[[ Exercise data open ]]

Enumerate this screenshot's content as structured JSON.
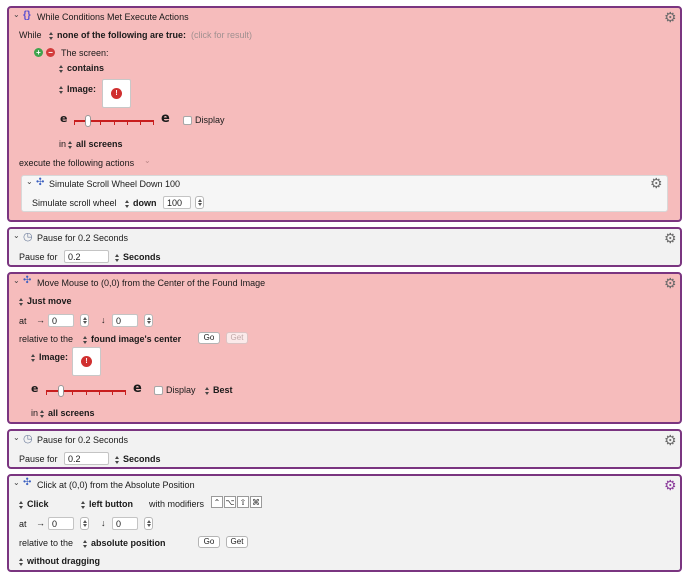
{
  "actions": [
    {
      "title": "While Conditions Met Execute Actions",
      "while_label": "While",
      "condition_mode": "none of the following are true:",
      "click_hint": "(click for result)",
      "condition": {
        "label": "The screen:",
        "mode": "contains",
        "image_label": "Image:",
        "display_label": "Display",
        "in_label": "in",
        "screens": "all screens"
      },
      "execute_label": "execute the following actions",
      "inner_action": {
        "title": "Simulate Scroll Wheel Down 100",
        "scroll_label": "Simulate scroll wheel",
        "direction": "down",
        "amount": "100"
      }
    },
    {
      "title": "Pause for 0.2 Seconds",
      "pause_label": "Pause for",
      "value": "0.2",
      "unit": "Seconds"
    },
    {
      "title": "Move Mouse to (0,0) from the Center of the Found Image",
      "mode": "Just move",
      "at_label": "at",
      "x": "0",
      "y": "0",
      "relative_label": "relative to the",
      "relative_to": "found image's center",
      "go_label": "Go",
      "get_label": "Get",
      "image_label": "Image:",
      "display_label": "Display",
      "best_label": "Best",
      "in_label": "in",
      "screens": "all screens"
    },
    {
      "title": "Pause for 0.2 Seconds",
      "pause_label": "Pause for",
      "value": "0.2",
      "unit": "Seconds"
    },
    {
      "title": "Click at (0,0) from the Absolute Position",
      "mode": "Click",
      "button": "left button",
      "modifiers_label": "with modifiers",
      "at_label": "at",
      "x": "0",
      "y": "0",
      "relative_label": "relative to the",
      "relative_to": "absolute position",
      "go_label": "Go",
      "get_label": "Get",
      "drag_mode": "without dragging"
    }
  ],
  "glyphs": {
    "arrow_right": "→",
    "arrow_down": "↓",
    "chevron": "⌄",
    "gear": "⚙",
    "plus": "+",
    "minus": "−",
    "brace": "{}",
    "e_small": "e",
    "e_large": "e",
    "clock": "◷",
    "alert": "!"
  },
  "modifier_keys": [
    "⌃",
    "⌥",
    "⇧",
    "⌘"
  ],
  "colors": {
    "pink_bg": "#f6bcbc",
    "grey_bg": "#f2f2f2",
    "border": "#7a3580",
    "slider": "#c81e1e"
  }
}
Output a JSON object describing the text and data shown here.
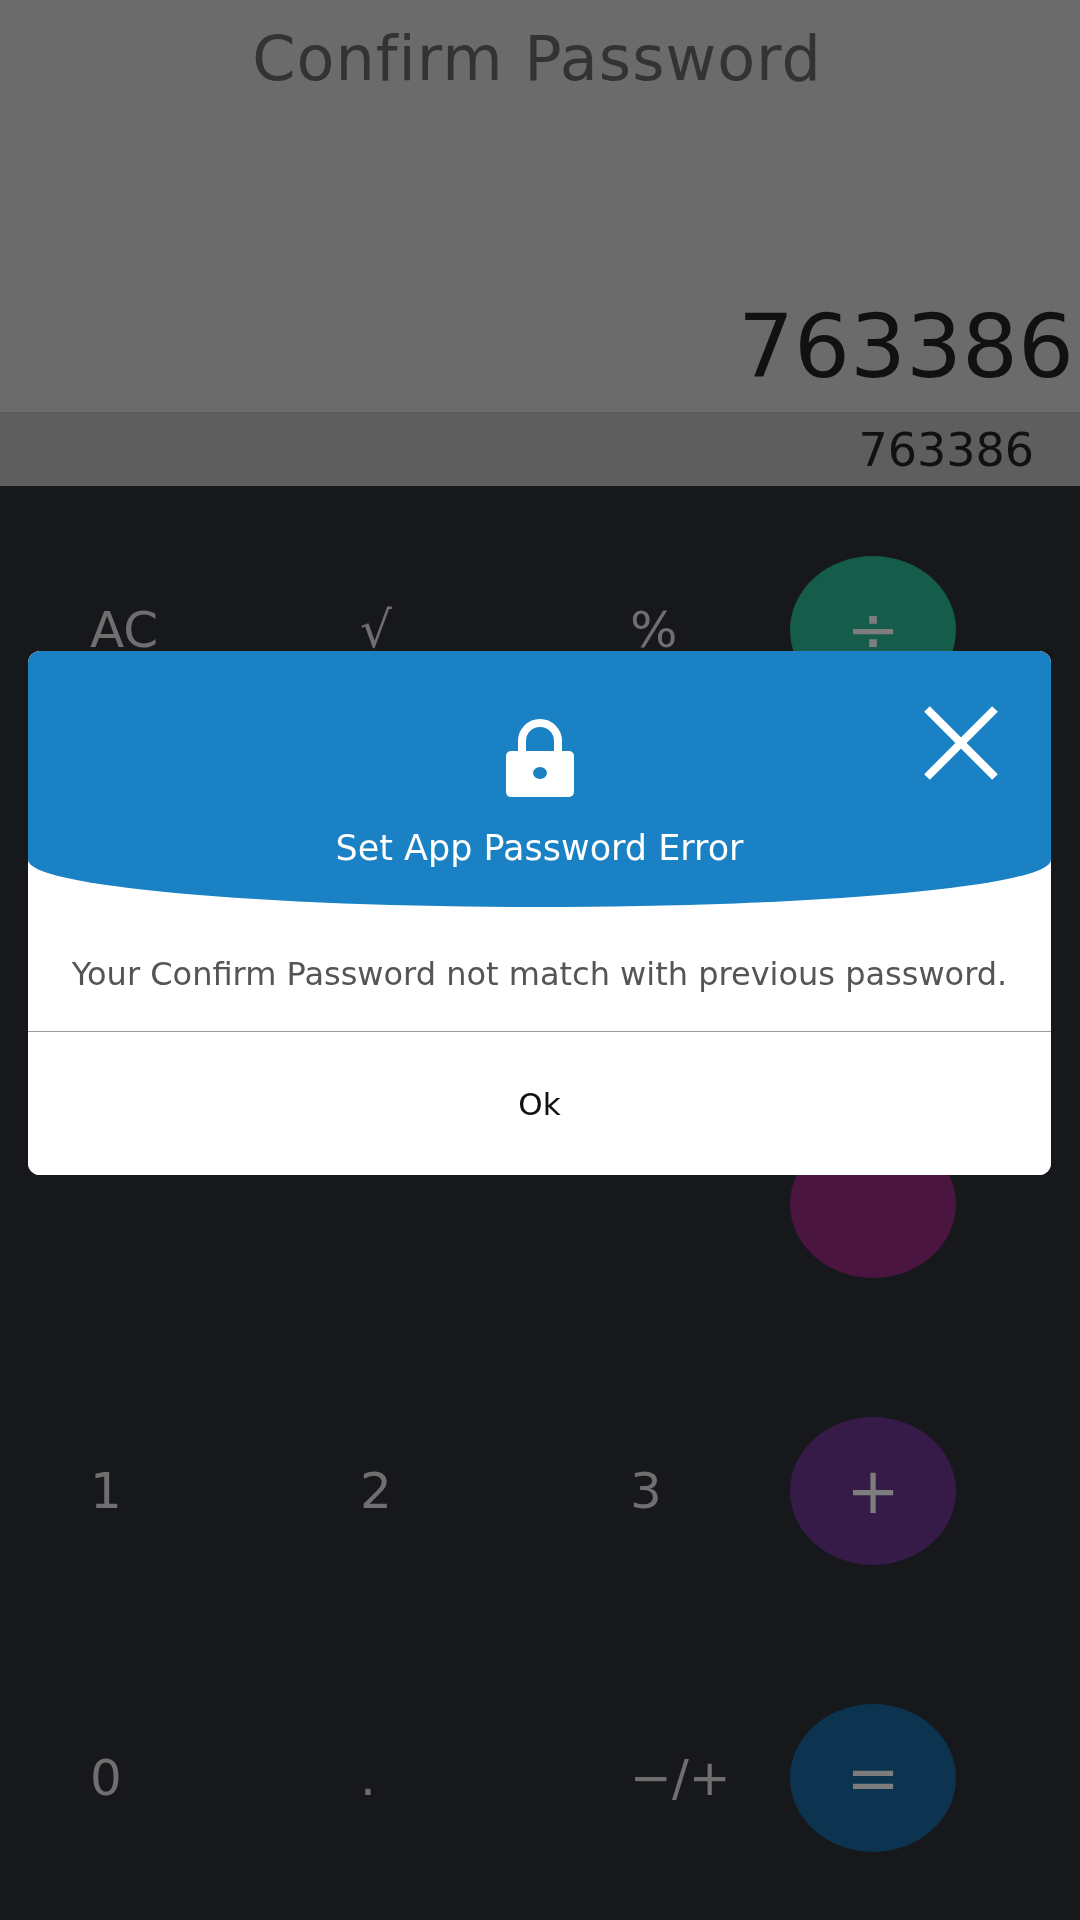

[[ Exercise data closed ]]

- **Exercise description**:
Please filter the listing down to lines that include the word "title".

- **Output of the task**:
      "title": "While Conditions Met Execute Actions",
        "title": "Simulate Scroll Wheel Down 100",
      "title": "Pause for 0.2 Seconds",
      "title": "Move Mouse to (0,0) from the Center of the Found Image",
      "title": "Pause for 0.2 Seconds",
      "title": "Click at (0,0) from the Absolute Position",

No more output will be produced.